Assignment:
Each entry has to be given again in its exact wording, and no picture may appear in the result.

Start of Block

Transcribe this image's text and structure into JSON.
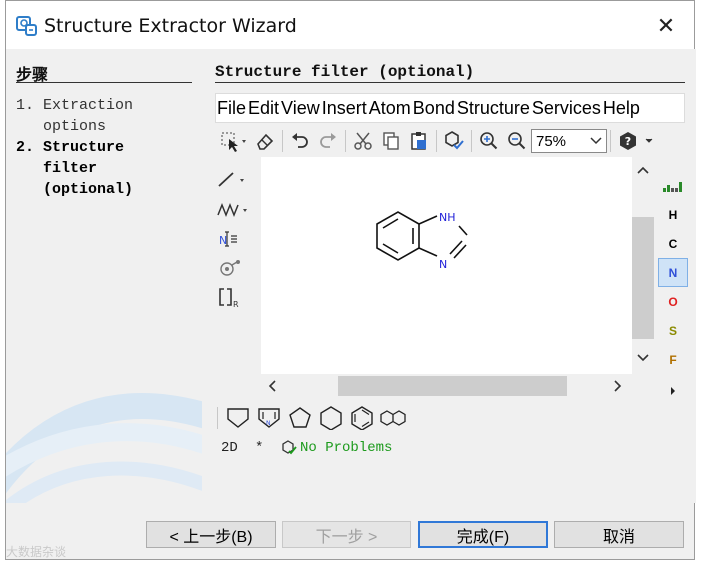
{
  "window": {
    "title": "Structure Extractor Wizard",
    "close_label": "✕"
  },
  "steps": {
    "title": "步骤",
    "items": [
      {
        "number": "1.",
        "label": "Extraction\noptions",
        "active": false
      },
      {
        "number": "2.",
        "label": "Structure\nfilter\n(optional)",
        "active": true
      }
    ]
  },
  "content": {
    "title": "Structure filter (optional)",
    "menu": [
      "File",
      "Edit",
      "View",
      "Insert",
      "Atom",
      "Bond",
      "Structure",
      "Services",
      "Help"
    ],
    "zoom_value": "75%",
    "molecule": {
      "atom_labels": [
        "NH",
        "N"
      ],
      "atom_color": "#1f1fd8"
    },
    "element_buttons": [
      {
        "symbol": "H",
        "color": "#222222"
      },
      {
        "symbol": "C",
        "color": "#222222"
      },
      {
        "symbol": "N",
        "color": "#2f4fd8",
        "selected": true
      },
      {
        "symbol": "O",
        "color": "#e02020"
      },
      {
        "symbol": "S",
        "color": "#8a8a00"
      },
      {
        "symbol": "F",
        "color": "#b07000"
      }
    ],
    "status": {
      "mode": "2D",
      "star": "*",
      "message": "No Problems",
      "message_color": "#1c9a1c"
    }
  },
  "footer": {
    "back": "< 上一步(B)",
    "next": "下一步 >",
    "finish": "完成(F)",
    "cancel": "取消"
  },
  "watermark": "大数据杂谈"
}
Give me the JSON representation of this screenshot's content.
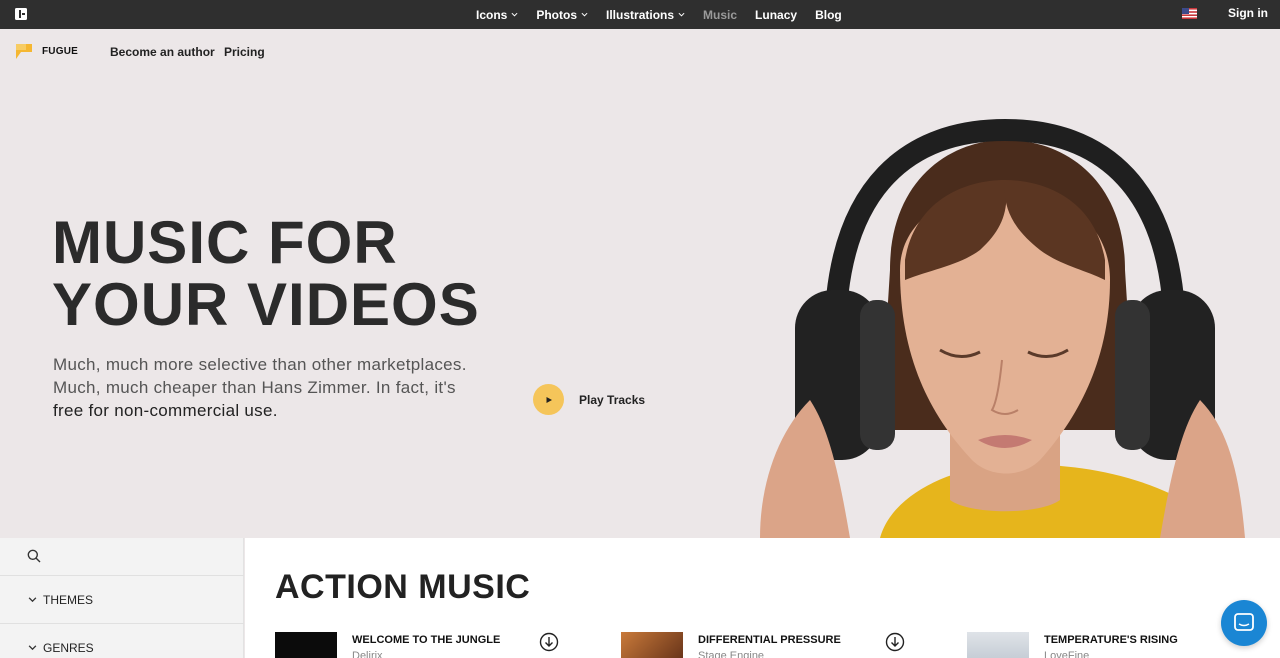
{
  "topbar": {
    "nav": [
      {
        "label": "Icons",
        "has_dropdown": true,
        "active": false
      },
      {
        "label": "Photos",
        "has_dropdown": true,
        "active": false
      },
      {
        "label": "Illustrations",
        "has_dropdown": true,
        "active": false
      },
      {
        "label": "Music",
        "has_dropdown": false,
        "active": true
      },
      {
        "label": "Lunacy",
        "has_dropdown": false,
        "active": false
      },
      {
        "label": "Blog",
        "has_dropdown": false,
        "active": false
      }
    ],
    "flag_icon": "us-flag-icon",
    "signin_label": "Sign in"
  },
  "subnav": {
    "brand": "FUGUE",
    "links": [
      "Become an author",
      "Pricing"
    ]
  },
  "hero": {
    "title_line1": "MUSIC FOR",
    "title_line2": "YOUR VIDEOS",
    "subtitle_part1": "Much, much more selective than other marketplaces. Much, much cheaper than Hans Zimmer. In fact, it's",
    "subtitle_part2": "free for non-commercial use.",
    "play_label": "Play Tracks"
  },
  "sidebar": {
    "filters": [
      "THEMES",
      "GENRES"
    ]
  },
  "main": {
    "section_title": "ACTION MUSIC",
    "tracks": [
      {
        "name": "WELCOME TO THE JUNGLE",
        "artist": "Delirix"
      },
      {
        "name": "DIFFERENTIAL PRESSURE",
        "artist": "Stage Engine"
      },
      {
        "name": "TEMPERATURE'S RISING",
        "artist": "LoveFine"
      }
    ]
  },
  "colors": {
    "accent": "#f5c55a",
    "topbar": "#2f2f2f",
    "hero_bg": "#ece7e8",
    "chat": "#1a86d4"
  }
}
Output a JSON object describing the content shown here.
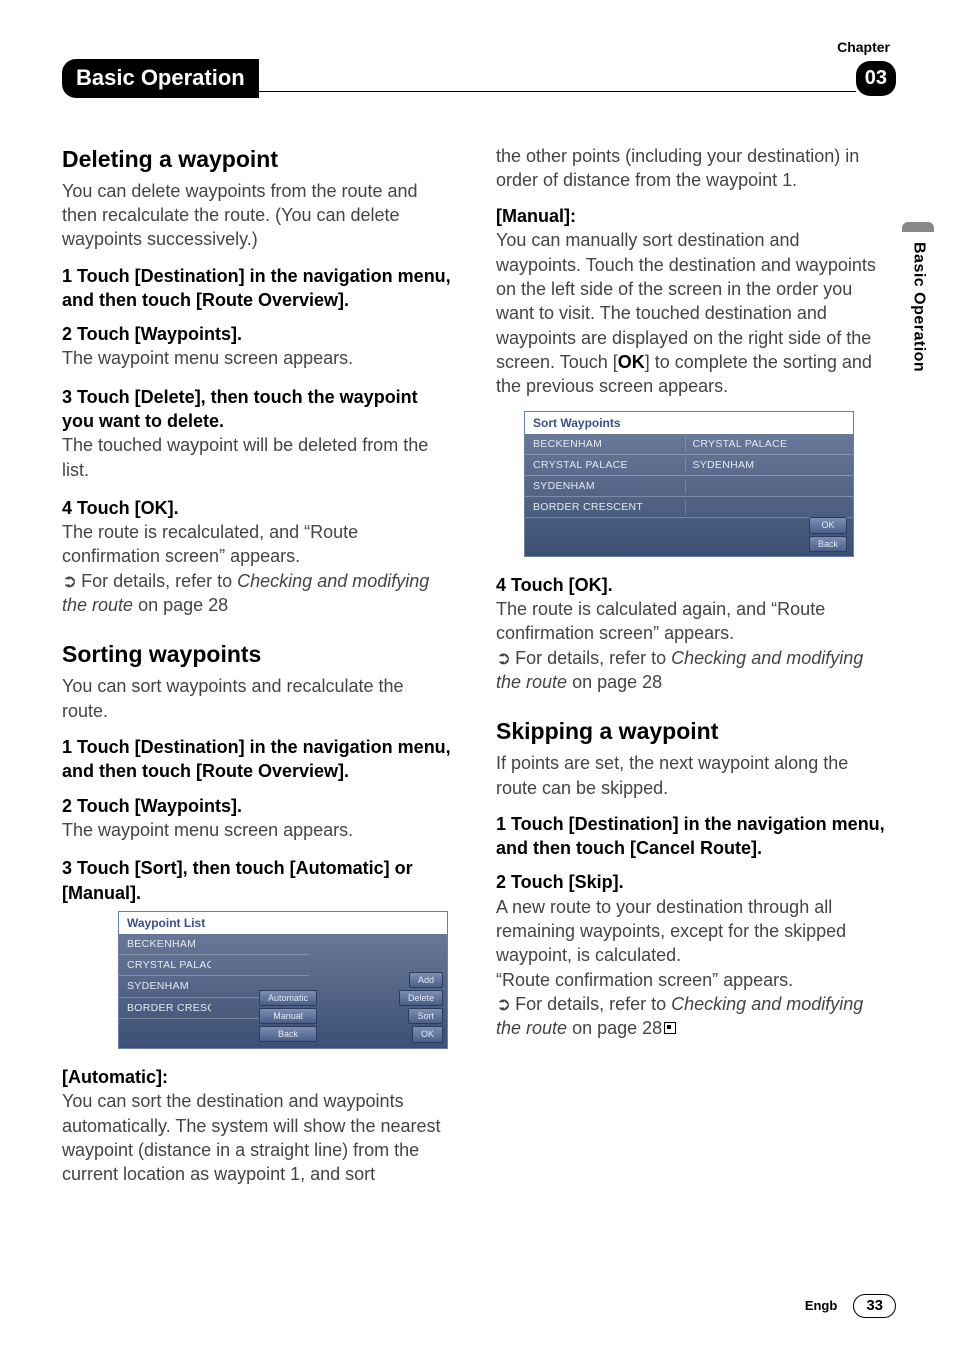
{
  "chapter_label": "Chapter",
  "chapter_number": "03",
  "header_title": "Basic Operation",
  "side_tab": "Basic Operation",
  "footer": {
    "lang": "Engb",
    "page": "33"
  },
  "left": {
    "h_delete": "Deleting a waypoint",
    "delete_intro": "You can delete waypoints from the route and then recalculate the route. (You can delete waypoints successively.)",
    "d1": "1    Touch [Destination] in the navigation menu, and then touch [Route Overview].",
    "d2": "2    Touch [Waypoints].",
    "d2b": "The waypoint menu screen appears.",
    "d3": "3    Touch [Delete], then touch the waypoint you want to delete.",
    "d3b": "The touched waypoint will be deleted from the list.",
    "d4": "4    Touch [OK].",
    "d4b": "The route is recalculated, and “Route confirmation screen” appears.",
    "d_ref_a": "For details, refer to ",
    "d_ref_b": "Checking and modifying the route",
    "d_ref_c": " on page 28",
    "h_sort": "Sorting waypoints",
    "sort_intro": "You can sort waypoints and recalculate the route.",
    "s1": "1    Touch [Destination] in the navigation menu, and then touch [Route Overview].",
    "s2": "2    Touch [Waypoints].",
    "s2b": "The waypoint menu screen appears.",
    "s3": "3    Touch [Sort], then touch [Automatic] or [Manual].",
    "shot1": {
      "title": "Waypoint List",
      "rows": [
        "BECKENHAM",
        "CRYSTAL PALACE",
        "SYDENHAM",
        "BORDER CRESCENT"
      ],
      "btns_right": [
        "Add",
        "Delete",
        "Sort",
        "OK"
      ],
      "btns_mid": [
        "Automatic",
        "Manual",
        "Back"
      ]
    },
    "auto_label": "[Automatic]:",
    "auto_body": "You can sort the destination and waypoints automatically. The system will show the nearest waypoint (distance in a straight line) from the current location as waypoint 1, and sort"
  },
  "right": {
    "cont1": "the other points (including your destination) in order of distance from the waypoint 1.",
    "manual_label": "[Manual]:",
    "manual_body_a": "You can manually sort destination and waypoints. Touch the destination and waypoints on the left side of the screen in the order you want to visit. The touched destination and waypoints are displayed on the right side of the screen. Touch [",
    "manual_body_ok": "OK",
    "manual_body_b": "] to complete the sorting and the previous screen appears.",
    "shot2": {
      "title": "Sort Waypoints",
      "left_rows": [
        "BECKENHAM",
        "CRYSTAL PALACE",
        "SYDENHAM",
        "BORDER CRESCENT"
      ],
      "right_rows": [
        "CRYSTAL PALACE",
        "SYDENHAM",
        "",
        ""
      ],
      "btns": [
        "OK",
        "Back"
      ]
    },
    "r4": "4    Touch [OK].",
    "r4b": "The route is calculated again, and “Route confirmation screen” appears.",
    "r_ref_a": "For details, refer to ",
    "r_ref_b": "Checking and modifying the route",
    "r_ref_c": " on page 28",
    "h_skip": "Skipping a waypoint",
    "skip_intro": "If points are set, the next waypoint along the route can be skipped.",
    "sk1": "1    Touch [Destination] in the navigation menu, and then touch [Cancel Route].",
    "sk2": "2    Touch [Skip].",
    "sk2b": "A new route to your destination through all remaining waypoints, except for the skipped waypoint, is calculated.",
    "sk2c": "“Route confirmation screen” appears.",
    "sk_ref_a": "For details, refer to ",
    "sk_ref_b": "Checking and modifying the route",
    "sk_ref_c": " on page 28"
  }
}
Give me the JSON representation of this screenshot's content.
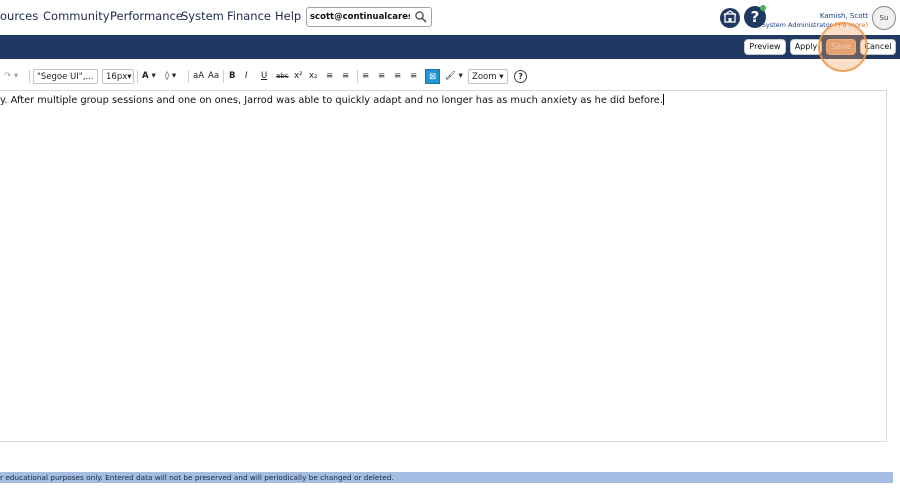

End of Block

Solution to the exercise:
Transcribe this image's text and structure into JSON.
{
  "window": {
    "title": "Structure Extractor Wizard",
    "close_label": "✕"
  },
  "steps": {
    "title": "步骤",
    "items": [
      {
        "number": "1.",
        "label": "Extraction\noptions",
        "active": false
      },
      {
        "number": "2.",
        "label": "Structure\nfilter\n(optional)",
        "active": true
      }
    ]
  },
  "content": {
    "title": "Structure filter (optional)",
    "menu": [
      "File",
      "Edit",
      "View",
      "Insert",
      "Atom",
      "Bond",
      "Structure",
      "Services",
      "Help"
    ],
    "zoom_value": "75%",
    "molecule": {
      "atom_labels": [
        "NH",
        "N"
      ],
      "atom_color": "#1f1fd8"
    },
    "element_buttons": [
      {
        "symbol": "H",
        "color": "#222222"
      },
      {
        "symbol": "C",
        "color": "#222222"
      },
      {
        "symbol": "N",
        "color": "#2f4fd8",
        "selected": true
      },
      {
        "symbol": "O",
        "color": "#e02020"
      },
      {
        "symbol": "S",
        "color": "#8a8a00"
      },
      {
        "symbol": "F",
        "color": "#b07000"
      }
    ],
    "status": {
      "mode": "2D",
      "star": "*",
      "message": "No Problems",
      "message_color": "#1c9a1c"
    }
  },
  "footer": {
    "back": "< 上一步(B)",
    "next": "下一步 >",
    "finish": "完成(F)",
    "cancel": "取消"
  },
  "watermark": "大数据杂谈"
}
Give me the JSON representation of this screenshot's content.
{
  "topbar": {
    "nav": [
      {
        "label": "Icons",
        "has_dropdown": true,
        "active": false
      },
      {
        "label": "Photos",
        "has_dropdown": true,
        "active": false
      },
      {
        "label": "Illustrations",
        "has_dropdown": true,
        "active": false
      },
      {
        "label": "Music",
        "has_dropdown": false,
        "active": true
      },
      {
        "label": "Lunacy",
        "has_dropdown": false,
        "active": false
      },
      {
        "label": "Blog",
        "has_dropdown": false,
        "active": false
      }
    ],
    "flag_icon": "us-flag-icon",
    "signin_label": "Sign in"
  },
  "subnav": {
    "brand": "FUGUE",
    "links": [
      "Become an author",
      "Pricing"
    ]
  },
  "hero": {
    "title_line1": "MUSIC FOR",
    "title_line2": "YOUR VIDEOS",
    "subtitle_part1": "Much, much more selective than other marketplaces. Much, much cheaper than Hans Zimmer. In fact, it's",
    "subtitle_part2": "free for non-commercial use.",
    "play_label": "Play Tracks"
  },
  "sidebar": {
    "filters": [
      "THEMES",
      "GENRES"
    ]
  },
  "main": {
    "section_title": "ACTION MUSIC",
    "tracks": [
      {
        "name": "WELCOME TO THE JUNGLE",
        "artist": "Delirix"
      },
      {
        "name": "DIFFERENTIAL PRESSURE",
        "artist": "Stage Engine"
      },
      {
        "name": "TEMPERATURE'S RISING",
        "artist": "LoveFine"
      }
    ]
  },
  "colors": {
    "accent": "#f5c55a",
    "topbar": "#2f2f2f",
    "hero_bg": "#ece7e8",
    "chat": "#1a86d4"
  }
}
Output a JSON object describing the content shown here.
{
  "chapter_label": "Chapter",
  "chapter_number": "03",
  "header_title": "Basic Operation",
  "side_tab": "Basic Operation",
  "footer": {
    "lang": "Engb",
    "page": "33"
  },
  "left": {
    "h_delete": "Deleting a waypoint",
    "delete_intro": "You can delete waypoints from the route and then recalculate the route. (You can delete waypoints successively.)",
    "d1": "1    Touch [Destination] in the navigation menu, and then touch [Route Overview].",
    "d2": "2    Touch [Waypoints].",
    "d2b": "The waypoint menu screen appears.",
    "d3": "3    Touch [Delete], then touch the waypoint you want to delete.",
    "d3b": "The touched waypoint will be deleted from the list.",
    "d4": "4    Touch [OK].",
    "d4b": "The route is recalculated, and “Route confirmation screen” appears.",
    "d_ref_a": "For details, refer to ",
    "d_ref_b": "Checking and modifying the route",
    "d_ref_c": " on page 28",
    "h_sort": "Sorting waypoints",
    "sort_intro": "You can sort waypoints and recalculate the route.",
    "s1": "1    Touch [Destination] in the navigation menu, and then touch [Route Overview].",
    "s2": "2    Touch [Waypoints].",
    "s2b": "The waypoint menu screen appears.",
    "s3": "3    Touch [Sort], then touch [Automatic] or [Manual].",
    "shot1": {
      "title": "Waypoint List",
      "rows": [
        "BECKENHAM",
        "CRYSTAL PALACE",
        "SYDENHAM",
        "BORDER CRESCENT"
      ],
      "btns_right": [
        "Add",
        "Delete",
        "Sort",
        "OK"
      ],
      "btns_mid": [
        "Automatic",
        "Manual",
        "Back"
      ]
    },
    "auto_label": "[Automatic]:",
    "auto_body": "You can sort the destination and waypoints automatically. The system will show the nearest waypoint (distance in a straight line) from the current location as waypoint 1, and sort"
  },
  "right": {
    "cont1": "the other points (including your destination) in order of distance from the waypoint 1.",
    "manual_label": "[Manual]:",
    "manual_body_a": "You can manually sort destination and waypoints. Touch the destination and waypoints on the left side of the screen in the order you want to visit. The touched destination and waypoints are displayed on the right side of the screen. Touch [",
    "manual_body_ok": "OK",
    "manual_body_b": "] to complete the sorting and the previous screen appears.",
    "shot2": {
      "title": "Sort Waypoints",
      "left_rows": [
        "BECKENHAM",
        "CRYSTAL PALACE",
        "SYDENHAM",
        "BORDER CRESCENT"
      ],
      "right_rows": [
        "CRYSTAL PALACE",
        "SYDENHAM",
        "",
        ""
      ],
      "btns": [
        "OK",
        "Back"
      ]
    },
    "r4": "4    Touch [OK].",
    "r4b": "The route is calculated again, and “Route confirmation screen” appears.",
    "r_ref_a": "For details, refer to ",
    "r_ref_b": "Checking and modifying the route",
    "r_ref_c": " on page 28",
    "h_skip": "Skipping a waypoint",
    "skip_intro": "If points are set, the next waypoint along the route can be skipped.",
    "sk1": "1    Touch [Destination] in the navigation menu, and then touch [Cancel Route].",
    "sk2": "2    Touch [Skip].",
    "sk2b": "A new route to your destination through all remaining waypoints, except for the skipped waypoint, is calculated.",
    "sk2c": "“Route confirmation screen” appears.",
    "sk_ref_a": "For details, refer to ",
    "sk_ref_b": "Checking and modifying the route",
    "sk_ref_c": " on page 28"
  }
}
Give me the JSON representation of this screenshot's content.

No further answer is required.